[REQUIRED ACTION] Copy every line of the data that includes the string "directory".

[Web page and app entries]
◆ ◆ ◆ ◆
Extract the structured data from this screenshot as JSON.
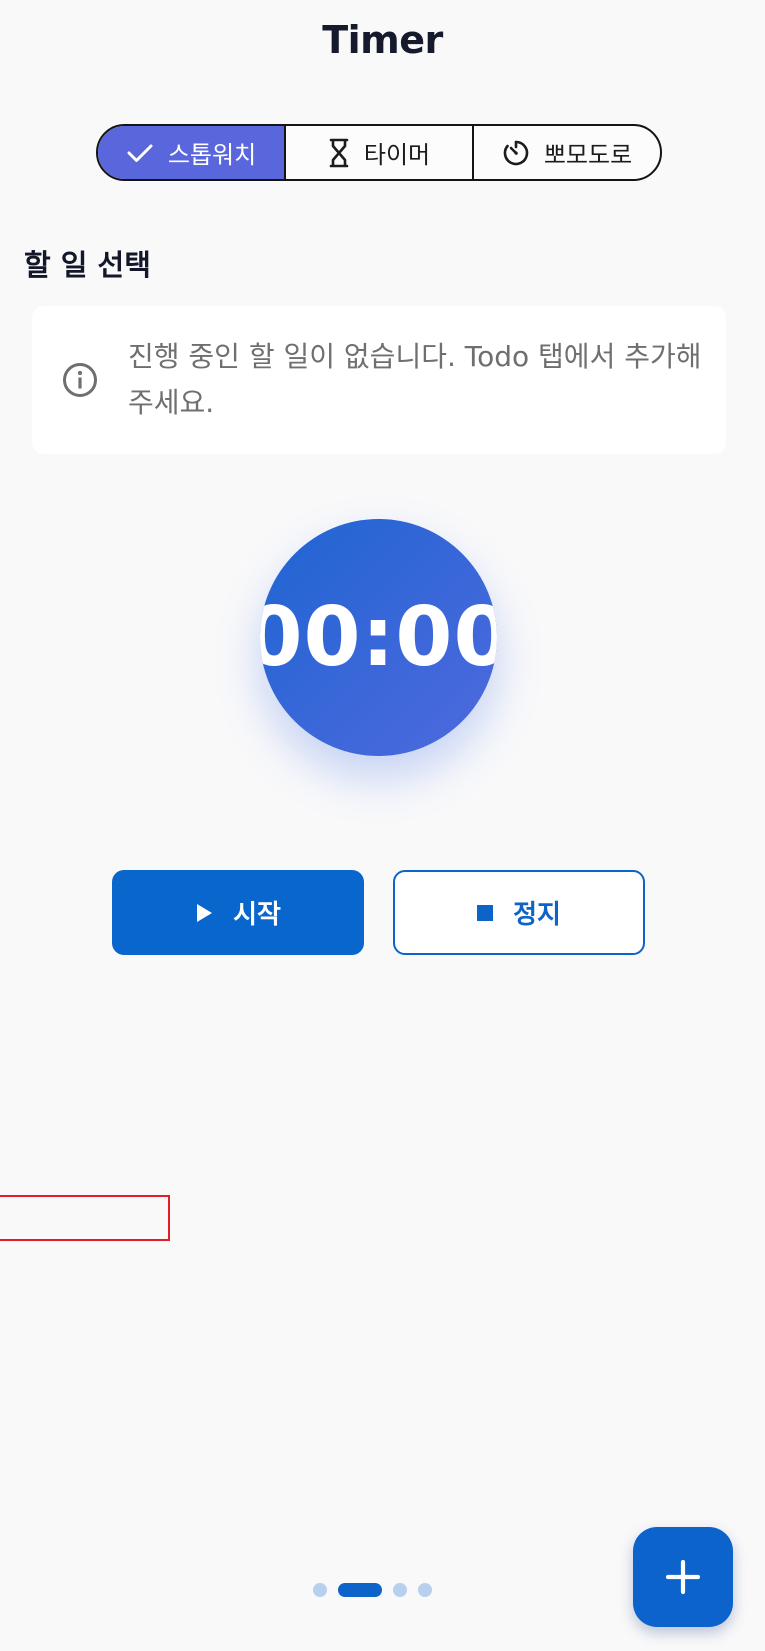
{
  "header": {
    "title": "Timer"
  },
  "mode_tabs": [
    {
      "label": "스톱워치",
      "icon": "check-icon",
      "selected": true
    },
    {
      "label": "타이머",
      "icon": "hourglass-icon",
      "selected": false
    },
    {
      "label": "뽀모도로",
      "icon": "timer-dial-icon",
      "selected": false
    }
  ],
  "task_section": {
    "title": "할 일 선택",
    "empty_message": "진행 중인 할 일이 없습니다. Todo 탭에서 추가해주세요.",
    "icon": "info-icon"
  },
  "clock": {
    "time": "00:00"
  },
  "controls": {
    "start_label": "시작",
    "start_icon": "play-icon",
    "stop_label": "정지",
    "stop_icon": "stop-icon"
  },
  "page_indicator": {
    "count": 4,
    "active_index": 1
  },
  "fab": {
    "icon": "plus-icon"
  },
  "colors": {
    "accent": "#0c63cc",
    "segment_selected": "#5a67dc",
    "clock_gradient_start": "#1e65d2",
    "clock_gradient_end": "#4f6ade",
    "highlight_box": "#e31e24"
  }
}
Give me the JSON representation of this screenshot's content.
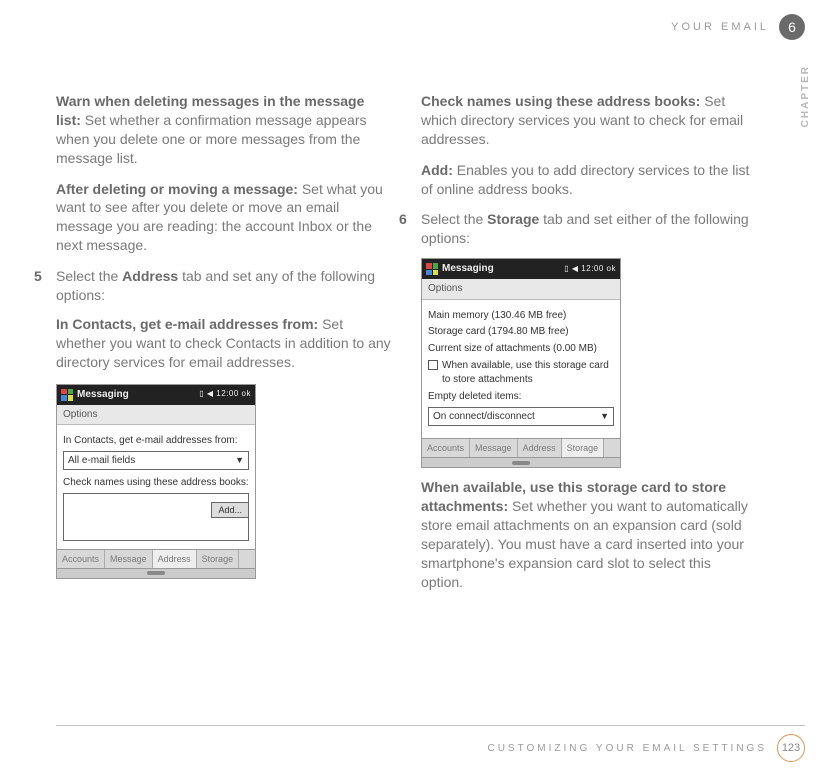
{
  "header": {
    "title": "YOUR EMAIL",
    "chapter_number": "6",
    "chapter_label": "CHAPTER"
  },
  "left": {
    "p1_bold": "Warn when deleting messages in the message list:",
    "p1_rest": " Set whether a confirmation message appears when you delete one or more messages from the message list.",
    "p2_bold": "After deleting or moving a message:",
    "p2_rest": " Set what you want to see after you delete or move an email message you are reading: the account Inbox or the next message.",
    "step5_num": "5",
    "step5_a": "Select the ",
    "step5_bold": "Address",
    "step5_b": " tab and set any of the following options:",
    "p3_bold": "In Contacts, get e-mail addresses from:",
    "p3_rest": " Set whether you want to check Contacts in addition to any directory services for email addresses.",
    "ss1": {
      "title": "Messaging",
      "status": "▯ ◀ 12:00  ok",
      "sub": "Options",
      "line1": "In Contacts, get e-mail addresses from:",
      "combo": "All e-mail fields",
      "line2": "Check names using these address books:",
      "add": "Add...",
      "tabs": [
        "Accounts",
        "Message",
        "Address",
        "Storage"
      ]
    }
  },
  "right": {
    "p1_bold": "Check names using these address books:",
    "p1_rest": " Set which directory services you want to check for email addresses.",
    "p2_bold": "Add:",
    "p2_rest": " Enables you to add directory services to the list of online address books.",
    "step6_num": "6",
    "step6_a": "Select the ",
    "step6_bold": "Storage",
    "step6_b": " tab and set either of the following options:",
    "ss2": {
      "title": "Messaging",
      "status": "▯ ◀ 12:00  ok",
      "sub": "Options",
      "mem1": "Main memory (130.46 MB free)",
      "mem2": "Storage card (1794.80 MB free)",
      "mem3": "Current size of attachments (0.00 MB)",
      "check": "When available, use this storage card to store attachments",
      "empty": "Empty deleted items:",
      "combo": "On connect/disconnect",
      "tabs": [
        "Accounts",
        "Message",
        "Address",
        "Storage"
      ]
    },
    "p3_bold": "When available, use this storage card to store attachments:",
    "p3_rest": " Set whether you want to automatically store email attachments on an expansion card (sold separately). You must have a card inserted into your smartphone's expansion card slot to select this option."
  },
  "footer": {
    "title": "CUSTOMIZING YOUR EMAIL SETTINGS",
    "page": "123"
  }
}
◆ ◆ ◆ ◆
[REPLY]
    "p3_rest": " Set whether you want to check Contacts in addition to any directory services for email addresses.",
    "p1_rest": " Set which directory services you want to check for email addresses.",
    "p2_rest": " Enables you to add directory services to the list of online address books.",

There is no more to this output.